### Activity
State how many lines in the listing below hold the string "entry"; nothing else is wanted.

▶

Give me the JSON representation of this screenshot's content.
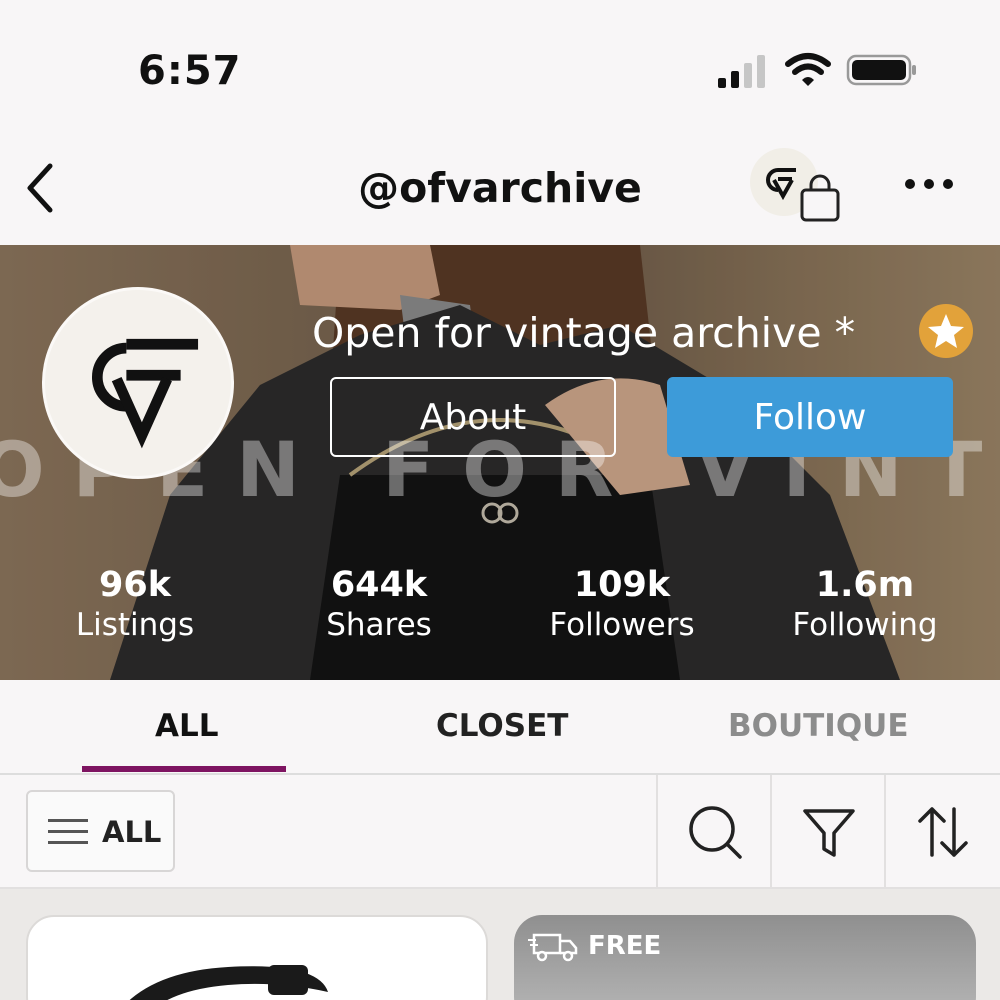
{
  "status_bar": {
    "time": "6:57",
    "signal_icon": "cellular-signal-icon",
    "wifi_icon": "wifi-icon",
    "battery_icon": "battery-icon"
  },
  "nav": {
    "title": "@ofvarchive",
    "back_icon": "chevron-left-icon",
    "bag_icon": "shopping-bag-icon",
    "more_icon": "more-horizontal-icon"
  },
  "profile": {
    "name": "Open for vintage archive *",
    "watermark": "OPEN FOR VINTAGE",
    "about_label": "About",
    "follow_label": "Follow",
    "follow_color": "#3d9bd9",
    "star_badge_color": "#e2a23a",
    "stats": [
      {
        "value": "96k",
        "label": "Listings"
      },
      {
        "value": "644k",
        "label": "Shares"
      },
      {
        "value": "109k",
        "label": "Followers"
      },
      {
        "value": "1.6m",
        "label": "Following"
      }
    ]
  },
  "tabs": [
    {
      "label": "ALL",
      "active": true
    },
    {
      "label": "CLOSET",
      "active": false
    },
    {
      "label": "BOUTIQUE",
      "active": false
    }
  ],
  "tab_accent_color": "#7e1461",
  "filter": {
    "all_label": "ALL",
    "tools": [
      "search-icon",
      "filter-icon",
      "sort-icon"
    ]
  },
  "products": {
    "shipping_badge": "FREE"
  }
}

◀
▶

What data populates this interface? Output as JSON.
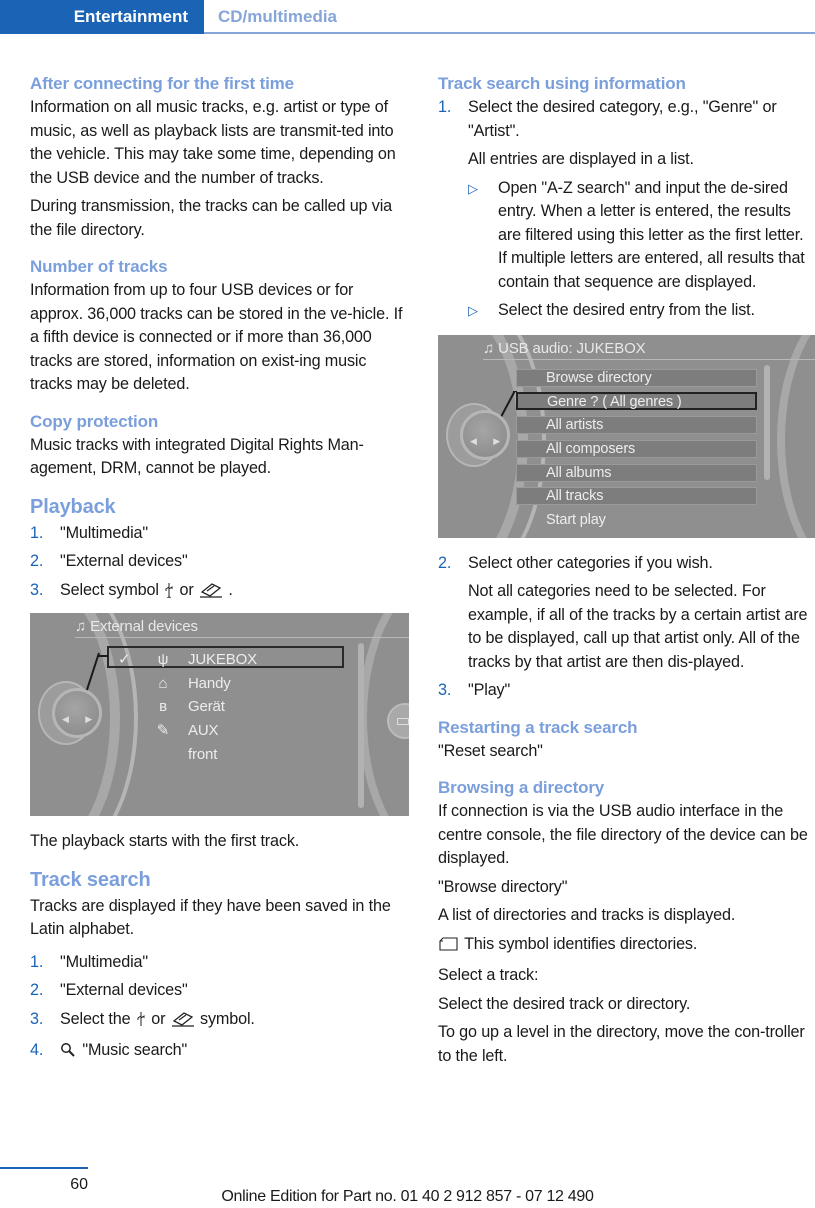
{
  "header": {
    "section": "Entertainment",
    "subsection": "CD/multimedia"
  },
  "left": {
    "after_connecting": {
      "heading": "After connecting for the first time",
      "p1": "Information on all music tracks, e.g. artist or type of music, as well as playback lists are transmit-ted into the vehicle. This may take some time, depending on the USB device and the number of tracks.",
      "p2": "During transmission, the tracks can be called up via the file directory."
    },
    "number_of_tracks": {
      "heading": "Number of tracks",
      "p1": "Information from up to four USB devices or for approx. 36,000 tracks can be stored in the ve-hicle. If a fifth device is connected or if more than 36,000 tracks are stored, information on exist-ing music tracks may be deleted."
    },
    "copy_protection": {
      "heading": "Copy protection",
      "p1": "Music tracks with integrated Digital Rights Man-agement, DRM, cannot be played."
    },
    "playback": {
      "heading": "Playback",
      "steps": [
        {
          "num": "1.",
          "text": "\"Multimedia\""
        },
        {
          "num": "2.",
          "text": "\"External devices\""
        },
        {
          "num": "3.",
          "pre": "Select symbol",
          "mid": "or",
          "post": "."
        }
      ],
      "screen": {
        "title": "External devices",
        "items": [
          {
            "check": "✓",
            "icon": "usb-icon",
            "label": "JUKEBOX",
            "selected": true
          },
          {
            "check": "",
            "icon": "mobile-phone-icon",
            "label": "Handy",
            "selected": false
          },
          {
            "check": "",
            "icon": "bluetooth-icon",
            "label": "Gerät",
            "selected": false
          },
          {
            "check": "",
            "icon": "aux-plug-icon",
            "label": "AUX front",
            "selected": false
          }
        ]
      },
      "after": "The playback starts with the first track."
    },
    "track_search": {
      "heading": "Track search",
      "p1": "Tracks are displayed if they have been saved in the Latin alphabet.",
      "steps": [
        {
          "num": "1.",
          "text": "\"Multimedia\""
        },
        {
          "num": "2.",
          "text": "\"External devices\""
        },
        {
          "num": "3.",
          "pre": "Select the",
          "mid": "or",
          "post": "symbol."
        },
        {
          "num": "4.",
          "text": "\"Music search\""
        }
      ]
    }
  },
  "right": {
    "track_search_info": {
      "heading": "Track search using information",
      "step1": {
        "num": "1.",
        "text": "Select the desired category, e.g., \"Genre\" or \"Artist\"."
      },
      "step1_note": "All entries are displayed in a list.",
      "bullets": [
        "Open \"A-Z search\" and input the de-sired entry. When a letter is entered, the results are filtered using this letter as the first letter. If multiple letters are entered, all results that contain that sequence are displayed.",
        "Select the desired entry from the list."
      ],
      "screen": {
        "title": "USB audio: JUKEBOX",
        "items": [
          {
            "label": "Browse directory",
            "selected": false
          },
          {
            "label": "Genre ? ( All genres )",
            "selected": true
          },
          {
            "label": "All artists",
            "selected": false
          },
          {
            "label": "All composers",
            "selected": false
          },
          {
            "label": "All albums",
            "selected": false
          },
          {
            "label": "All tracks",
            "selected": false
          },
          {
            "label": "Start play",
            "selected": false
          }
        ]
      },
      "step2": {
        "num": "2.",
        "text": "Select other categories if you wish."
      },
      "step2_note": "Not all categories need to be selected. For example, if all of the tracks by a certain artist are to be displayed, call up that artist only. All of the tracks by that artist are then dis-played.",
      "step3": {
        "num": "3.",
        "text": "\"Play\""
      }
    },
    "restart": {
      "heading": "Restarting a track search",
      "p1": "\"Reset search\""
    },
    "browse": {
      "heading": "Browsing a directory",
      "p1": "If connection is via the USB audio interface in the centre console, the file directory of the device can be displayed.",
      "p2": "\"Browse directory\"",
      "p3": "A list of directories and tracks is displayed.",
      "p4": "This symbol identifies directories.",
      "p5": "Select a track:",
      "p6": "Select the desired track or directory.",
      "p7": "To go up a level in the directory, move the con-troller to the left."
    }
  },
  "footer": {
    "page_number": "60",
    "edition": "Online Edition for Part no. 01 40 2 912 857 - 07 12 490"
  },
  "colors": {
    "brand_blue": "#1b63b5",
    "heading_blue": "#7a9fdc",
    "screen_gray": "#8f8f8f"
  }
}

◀

### Answer box
2